Saved data entries:

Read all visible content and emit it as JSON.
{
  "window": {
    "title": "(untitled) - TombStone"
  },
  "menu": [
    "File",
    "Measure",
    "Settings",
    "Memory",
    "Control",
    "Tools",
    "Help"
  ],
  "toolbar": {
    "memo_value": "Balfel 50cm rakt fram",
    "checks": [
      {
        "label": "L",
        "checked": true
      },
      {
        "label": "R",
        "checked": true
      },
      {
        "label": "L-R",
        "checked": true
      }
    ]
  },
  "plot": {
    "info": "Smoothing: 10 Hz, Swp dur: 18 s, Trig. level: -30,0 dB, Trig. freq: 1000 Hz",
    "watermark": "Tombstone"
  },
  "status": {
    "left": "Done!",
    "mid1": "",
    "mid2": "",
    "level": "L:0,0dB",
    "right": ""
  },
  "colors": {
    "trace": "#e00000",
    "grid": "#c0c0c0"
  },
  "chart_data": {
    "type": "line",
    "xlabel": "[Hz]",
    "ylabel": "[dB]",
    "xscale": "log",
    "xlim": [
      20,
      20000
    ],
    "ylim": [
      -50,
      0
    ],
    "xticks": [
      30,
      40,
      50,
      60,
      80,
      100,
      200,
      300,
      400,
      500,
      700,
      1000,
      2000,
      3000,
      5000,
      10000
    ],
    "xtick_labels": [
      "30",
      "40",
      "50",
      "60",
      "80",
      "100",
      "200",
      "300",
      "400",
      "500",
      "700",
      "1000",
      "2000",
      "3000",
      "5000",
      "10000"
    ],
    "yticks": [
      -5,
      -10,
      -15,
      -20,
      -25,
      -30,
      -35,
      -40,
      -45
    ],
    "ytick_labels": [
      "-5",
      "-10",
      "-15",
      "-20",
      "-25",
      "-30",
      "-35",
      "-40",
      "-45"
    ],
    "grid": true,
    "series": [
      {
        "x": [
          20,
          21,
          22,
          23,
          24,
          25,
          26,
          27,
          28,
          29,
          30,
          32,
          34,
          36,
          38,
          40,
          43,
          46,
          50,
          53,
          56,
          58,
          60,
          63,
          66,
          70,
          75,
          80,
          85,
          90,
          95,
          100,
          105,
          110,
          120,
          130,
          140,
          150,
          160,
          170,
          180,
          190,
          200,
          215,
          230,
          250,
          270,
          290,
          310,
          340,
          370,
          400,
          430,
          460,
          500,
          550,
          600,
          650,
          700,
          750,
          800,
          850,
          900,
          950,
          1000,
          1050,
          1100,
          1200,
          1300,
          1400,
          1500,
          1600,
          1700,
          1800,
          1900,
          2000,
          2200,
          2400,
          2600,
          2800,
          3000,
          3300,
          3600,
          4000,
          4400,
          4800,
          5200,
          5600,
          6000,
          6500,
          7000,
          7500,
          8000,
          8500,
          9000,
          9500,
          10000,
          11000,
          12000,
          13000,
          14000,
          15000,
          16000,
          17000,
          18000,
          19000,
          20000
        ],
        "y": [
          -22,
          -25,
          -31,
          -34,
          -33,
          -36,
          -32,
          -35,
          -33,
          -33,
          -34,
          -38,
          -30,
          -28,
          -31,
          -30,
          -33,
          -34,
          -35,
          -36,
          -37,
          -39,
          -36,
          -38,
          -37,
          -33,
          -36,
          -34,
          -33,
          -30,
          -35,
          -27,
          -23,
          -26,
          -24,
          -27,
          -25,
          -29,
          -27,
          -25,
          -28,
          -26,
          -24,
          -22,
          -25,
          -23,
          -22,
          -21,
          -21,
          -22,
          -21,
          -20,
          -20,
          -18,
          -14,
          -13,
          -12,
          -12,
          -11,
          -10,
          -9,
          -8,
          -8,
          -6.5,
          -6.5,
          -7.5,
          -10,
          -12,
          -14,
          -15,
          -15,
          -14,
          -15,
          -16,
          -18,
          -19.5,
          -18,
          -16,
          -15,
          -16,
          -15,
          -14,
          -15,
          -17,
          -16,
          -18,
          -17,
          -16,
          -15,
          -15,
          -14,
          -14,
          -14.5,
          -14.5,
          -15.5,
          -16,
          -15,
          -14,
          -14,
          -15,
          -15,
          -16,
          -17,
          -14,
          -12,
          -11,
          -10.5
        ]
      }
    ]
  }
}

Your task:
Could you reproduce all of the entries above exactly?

Exercise response:
Read all visible content and emit it as JSON.
{
  "window": {
    "title": "(untitled) - TombStone"
  },
  "menu": [
    "File",
    "Measure",
    "Settings",
    "Memory",
    "Control",
    "Tools",
    "Help"
  ],
  "toolbar": {
    "memo_value": "Balfel 50cm rakt fram",
    "checks": [
      {
        "label": "L",
        "checked": true
      },
      {
        "label": "R",
        "checked": true
      },
      {
        "label": "L-R",
        "checked": true
      }
    ]
  },
  "plot": {
    "info": "Smoothing: 10 Hz, Swp dur: 18 s, Trig. level: -30,0 dB, Trig. freq: 1000 Hz",
    "watermark": "Tombstone"
  },
  "status": {
    "left": "Done!",
    "mid1": "",
    "mid2": "",
    "level": "L:0,0dB",
    "right": ""
  },
  "colors": {
    "trace": "#e00000",
    "grid": "#c0c0c0"
  },
  "chart_data": {
    "type": "line",
    "xlabel": "[Hz]",
    "ylabel": "[dB]",
    "xscale": "log",
    "xlim": [
      20,
      20000
    ],
    "ylim": [
      -50,
      0
    ],
    "xticks": [
      30,
      40,
      50,
      60,
      80,
      100,
      200,
      300,
      400,
      500,
      700,
      1000,
      2000,
      3000,
      5000,
      10000
    ],
    "xtick_labels": [
      "30",
      "40",
      "50",
      "60",
      "80",
      "100",
      "200",
      "300",
      "400",
      "500",
      "700",
      "1000",
      "2000",
      "3000",
      "5000",
      "10000"
    ],
    "yticks": [
      -5,
      -10,
      -15,
      -20,
      -25,
      -30,
      -35,
      -40,
      -45
    ],
    "ytick_labels": [
      "-5",
      "-10",
      "-15",
      "-20",
      "-25",
      "-30",
      "-35",
      "-40",
      "-45"
    ],
    "grid": true,
    "series": [
      {
        "x": [
          20,
          21,
          22,
          23,
          24,
          25,
          26,
          27,
          28,
          29,
          30,
          32,
          34,
          36,
          38,
          40,
          43,
          46,
          50,
          53,
          56,
          58,
          60,
          63,
          66,
          70,
          75,
          80,
          85,
          90,
          95,
          100,
          105,
          110,
          120,
          130,
          140,
          150,
          160,
          170,
          180,
          190,
          200,
          215,
          230,
          250,
          270,
          290,
          310,
          340,
          370,
          400,
          430,
          460,
          500,
          550,
          600,
          650,
          700,
          750,
          800,
          850,
          900,
          950,
          1000,
          1050,
          1100,
          1200,
          1300,
          1400,
          1500,
          1600,
          1700,
          1800,
          1900,
          2000,
          2200,
          2400,
          2600,
          2800,
          3000,
          3300,
          3600,
          4000,
          4400,
          4800,
          5200,
          5600,
          6000,
          6500,
          7000,
          7500,
          8000,
          8500,
          9000,
          9500,
          10000,
          11000,
          12000,
          13000,
          14000,
          15000,
          16000,
          17000,
          18000,
          19000,
          20000
        ],
        "y": [
          -22,
          -25,
          -31,
          -34,
          -33,
          -36,
          -32,
          -35,
          -33,
          -33,
          -34,
          -38,
          -30,
          -28,
          -31,
          -30,
          -33,
          -34,
          -35,
          -36,
          -37,
          -39,
          -36,
          -38,
          -37,
          -33,
          -36,
          -34,
          -33,
          -30,
          -35,
          -27,
          -23,
          -26,
          -24,
          -27,
          -25,
          -29,
          -27,
          -25,
          -28,
          -26,
          -24,
          -22,
          -25,
          -23,
          -22,
          -21,
          -21,
          -22,
          -21,
          -20,
          -20,
          -18,
          -14,
          -13,
          -12,
          -12,
          -11,
          -10,
          -9,
          -8,
          -8,
          -6.5,
          -6.5,
          -7.5,
          -10,
          -12,
          -14,
          -15,
          -15,
          -14,
          -15,
          -16,
          -18,
          -19.5,
          -18,
          -16,
          -15,
          -16,
          -15,
          -14,
          -15,
          -17,
          -16,
          -18,
          -17,
          -16,
          -15,
          -15,
          -14,
          -14,
          -14.5,
          -14.5,
          -15.5,
          -16,
          -15,
          -14,
          -14,
          -15,
          -15,
          -16,
          -17,
          -14,
          -12,
          -11,
          -10.5
        ]
      }
    ]
  }
}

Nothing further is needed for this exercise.